### Task material

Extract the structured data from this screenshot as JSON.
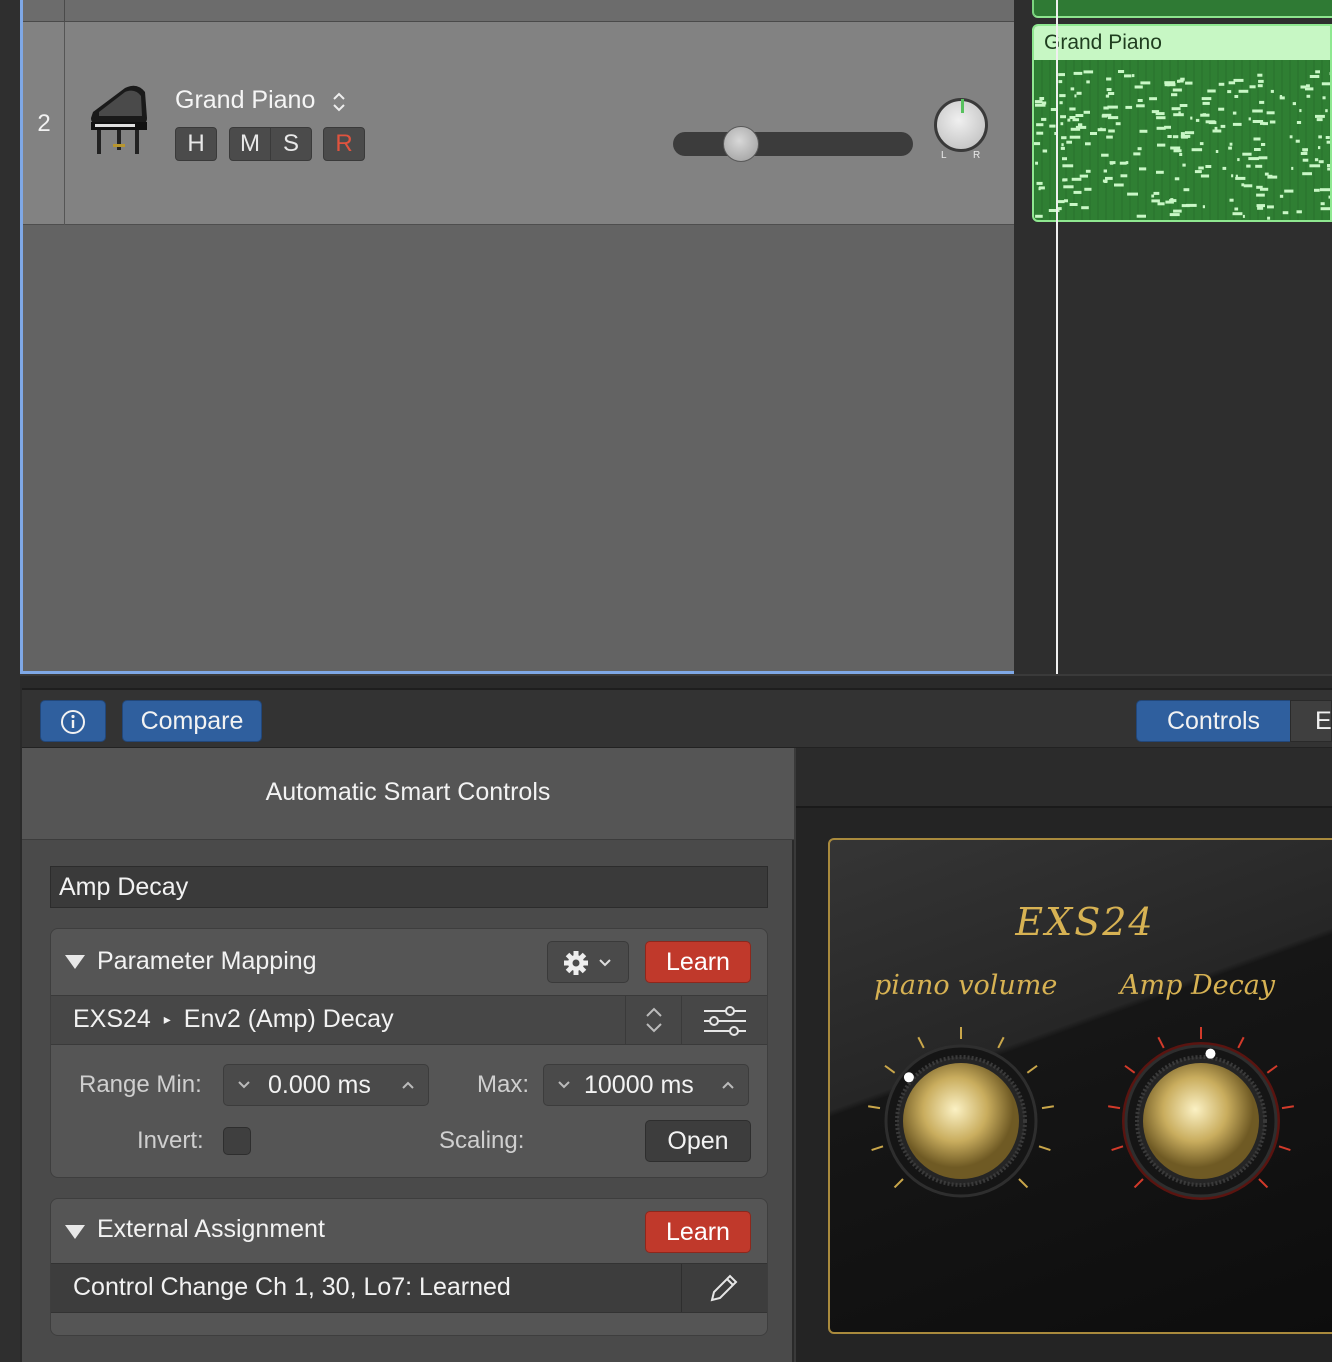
{
  "track": {
    "number": "2",
    "name": "Grand Piano",
    "buttons": {
      "hide": "H",
      "mute": "M",
      "solo": "S",
      "record": "R"
    },
    "pan_labels": {
      "left": "L",
      "right": "R"
    }
  },
  "region": {
    "title": "Grand Piano",
    "color": "#2f7f33"
  },
  "toolbar": {
    "compare_label": "Compare",
    "controls_tab": "Controls",
    "next_tab": "E"
  },
  "inspector": {
    "title": "Automatic Smart Controls",
    "control_name": "Amp Decay",
    "parameter_mapping": {
      "title": "Parameter Mapping",
      "learn_label": "Learn",
      "param_plugin": "EXS24",
      "param_name": "Env2 (Amp) Decay",
      "range_min_label": "Range Min:",
      "range_min_value": "0.000 ms",
      "max_label": "Max:",
      "max_value": "10000 ms",
      "invert_label": "Invert:",
      "invert_checked": false,
      "scaling_label": "Scaling:",
      "open_label": "Open"
    },
    "external_assignment": {
      "title": "External Assignment",
      "learn_label": "Learn",
      "assignment": "Control Change Ch 1, 30, Lo7: Learned"
    }
  },
  "smart_controls": {
    "title": "EXS24",
    "knobs": [
      {
        "label": "piano volume",
        "selected": false
      },
      {
        "label": "Amp Decay",
        "selected": true
      }
    ]
  },
  "colors": {
    "accent_blue": "#2f5f9e",
    "learn_red": "#c0392b",
    "gold": "#d7b253",
    "region_green": "#2f7f33"
  }
}
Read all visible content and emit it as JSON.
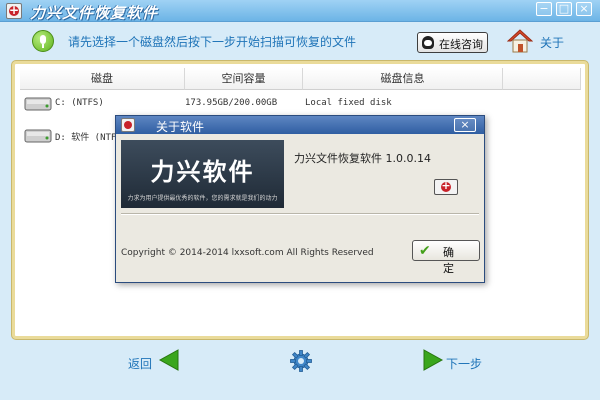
{
  "window": {
    "title": "力兴文件恢复软件",
    "controls": {
      "minimize": "−",
      "maximize": "□",
      "close": "×"
    }
  },
  "header": {
    "instruction": "请先选择一个磁盘然后按下一步开始扫描可恢复的文件",
    "consult_button": "在线咨询",
    "about_link": "关于"
  },
  "table": {
    "columns": [
      "磁盘",
      "空间容量",
      "磁盘信息"
    ],
    "rows": [
      {
        "name": "C: (NTFS)",
        "capacity": "173.95GB/200.00GB",
        "info": "Local fixed disk"
      },
      {
        "name": "D: 软件 (NTF",
        "capacity": "",
        "info": ""
      }
    ]
  },
  "footer": {
    "back_label": "返回",
    "next_label": "下一步"
  },
  "dialog": {
    "title": "关于软件",
    "close": "×",
    "banner_title": "力兴软件",
    "banner_subtitle": "力求为用户提供最优秀的软件，您的需求就是我们的动力",
    "version": "力兴文件恢复软件 1.0.0.14",
    "copyright": "Copyright © 2014-2014 lxxsoft.com All Rights Reserved",
    "ok_button": "确 定"
  },
  "icons": {
    "app": "app-logo-icon",
    "mic": "microphone-icon",
    "qq": "qq-icon",
    "home": "home-icon",
    "drive": "hard-drive-icon",
    "back": "back-arrow-icon",
    "settings": "gear-icon",
    "next": "next-arrow-icon",
    "check": "check-icon"
  },
  "colors": {
    "titlebar": "#6cb4e6",
    "accent_text": "#1f74b8",
    "panel_border": "#eadb9a",
    "dialog_titlebar": "#2f5ea2",
    "nav_arrow": "#3aa61d"
  }
}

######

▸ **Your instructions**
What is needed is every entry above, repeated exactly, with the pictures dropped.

▸ **Answer to the problem**
Extract the structured data from this screenshot as JSON.
{
  "track": {
    "number": "2",
    "name": "Grand Piano",
    "buttons": {
      "hide": "H",
      "mute": "M",
      "solo": "S",
      "record": "R"
    },
    "pan_labels": {
      "left": "L",
      "right": "R"
    }
  },
  "region": {
    "title": "Grand Piano",
    "color": "#2f7f33"
  },
  "toolbar": {
    "compare_label": "Compare",
    "controls_tab": "Controls",
    "next_tab": "E"
  },
  "inspector": {
    "title": "Automatic Smart Controls",
    "control_name": "Amp Decay",
    "parameter_mapping": {
      "title": "Parameter Mapping",
      "learn_label": "Learn",
      "param_plugin": "EXS24",
      "param_name": "Env2 (Amp) Decay",
      "range_min_label": "Range Min:",
      "range_min_value": "0.000 ms",
      "max_label": "Max:",
      "max_value": "10000 ms",
      "invert_label": "Invert:",
      "invert_checked": false,
      "scaling_label": "Scaling:",
      "open_label": "Open"
    },
    "external_assignment": {
      "title": "External Assignment",
      "learn_label": "Learn",
      "assignment": "Control Change Ch 1, 30, Lo7: Learned"
    }
  },
  "smart_controls": {
    "title": "EXS24",
    "knobs": [
      {
        "label": "piano volume",
        "selected": false
      },
      {
        "label": "Amp Decay",
        "selected": true
      }
    ]
  },
  "colors": {
    "accent_blue": "#2f5f9e",
    "learn_red": "#c0392b",
    "gold": "#d7b253",
    "region_green": "#2f7f33"
  }
}
Read all visible content and emit it as JSON.
{
  "window": {
    "title": "力兴文件恢复软件",
    "controls": {
      "minimize": "−",
      "maximize": "□",
      "close": "×"
    }
  },
  "header": {
    "instruction": "请先选择一个磁盘然后按下一步开始扫描可恢复的文件",
    "consult_button": "在线咨询",
    "about_link": "关于"
  },
  "table": {
    "columns": [
      "磁盘",
      "空间容量",
      "磁盘信息"
    ],
    "rows": [
      {
        "name": "C: (NTFS)",
        "capacity": "173.95GB/200.00GB",
        "info": "Local fixed disk"
      },
      {
        "name": "D: 软件 (NTF",
        "capacity": "",
        "info": ""
      }
    ]
  },
  "footer": {
    "back_label": "返回",
    "next_label": "下一步"
  },
  "dialog": {
    "title": "关于软件",
    "close": "×",
    "banner_title": "力兴软件",
    "banner_subtitle": "力求为用户提供最优秀的软件，您的需求就是我们的动力",
    "version": "力兴文件恢复软件 1.0.0.14",
    "copyright": "Copyright © 2014-2014 lxxsoft.com All Rights Reserved",
    "ok_button": "确 定"
  },
  "icons": {
    "app": "app-logo-icon",
    "mic": "microphone-icon",
    "qq": "qq-icon",
    "home": "home-icon",
    "drive": "hard-drive-icon",
    "back": "back-arrow-icon",
    "settings": "gear-icon",
    "next": "next-arrow-icon",
    "check": "check-icon"
  },
  "colors": {
    "titlebar": "#6cb4e6",
    "accent_text": "#1f74b8",
    "panel_border": "#eadb9a",
    "dialog_titlebar": "#2f5ea2",
    "nav_arrow": "#3aa61d"
  }
}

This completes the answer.